For the first 3-5, walk at least 3000 steps. Use a Fitbit or mobile phone how many steps you’re doing. The pace isn’t crucial at this stage; getting you moving, motivated and into a routine, is what’s important.
When you can comfortably walk 3000 a day, increase your target to 5000, then 7000 as you become more confident.
Ideally, you want to establish a routine (at least 2 weeks) where you consistently walk 7500 steps or more a day to be considered active. Some say 10,000 is the golden number for great fitness, however, factors like your pace and the environmental incline (hills and slopes) will influence the intensity of exercise.
Creative ways to add walking to your daily routine
Schedule a daily time for walking and plan your route. Schedule 20 minutes before to walk 3 times around the block, walk 30 minutes before dinner around a local park, take your dog out for frequent, long walks.
Daily step targets are great because everything adds up. Take the stairs instead of the lift, park further away from where you drive to, clean your house or room (yes, this gets you walking), go out with friends and family.
Create a daily walking time and stick to it, even if it’s raining or extremely sunny. Staying disciplined shows, you have massive self-respect.
Go for a walk today
Get on your feet and walk. It may be difficult at first, but once you successfully hit your first few daily step targets you will gain confidence and momentum, encouraging you to keep walking and challenging yourself.
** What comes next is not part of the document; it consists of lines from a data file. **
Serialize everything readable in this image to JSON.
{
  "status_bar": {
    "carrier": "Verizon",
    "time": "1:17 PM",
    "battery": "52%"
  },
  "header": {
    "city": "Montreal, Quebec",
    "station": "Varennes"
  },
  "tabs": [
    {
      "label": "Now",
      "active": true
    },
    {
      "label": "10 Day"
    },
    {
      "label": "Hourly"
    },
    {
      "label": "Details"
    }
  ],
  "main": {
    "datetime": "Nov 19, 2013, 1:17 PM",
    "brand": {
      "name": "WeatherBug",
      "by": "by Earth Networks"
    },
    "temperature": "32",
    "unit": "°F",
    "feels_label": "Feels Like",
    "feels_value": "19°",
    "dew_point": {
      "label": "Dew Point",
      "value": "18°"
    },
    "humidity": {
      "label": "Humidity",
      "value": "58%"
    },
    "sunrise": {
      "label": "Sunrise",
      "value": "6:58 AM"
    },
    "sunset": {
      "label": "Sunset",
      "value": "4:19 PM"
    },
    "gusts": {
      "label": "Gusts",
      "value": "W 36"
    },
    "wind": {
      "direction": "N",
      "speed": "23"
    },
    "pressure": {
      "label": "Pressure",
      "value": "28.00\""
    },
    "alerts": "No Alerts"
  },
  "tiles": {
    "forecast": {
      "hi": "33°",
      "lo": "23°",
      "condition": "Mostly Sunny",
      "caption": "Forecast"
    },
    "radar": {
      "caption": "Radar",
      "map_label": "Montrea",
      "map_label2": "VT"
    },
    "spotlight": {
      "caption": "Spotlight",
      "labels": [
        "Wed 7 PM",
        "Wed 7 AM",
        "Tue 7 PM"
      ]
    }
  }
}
Before you know it, your daily walking has started to change your fitness, health and how you feel. You’re ready to take it to the next level. You’re ready to run.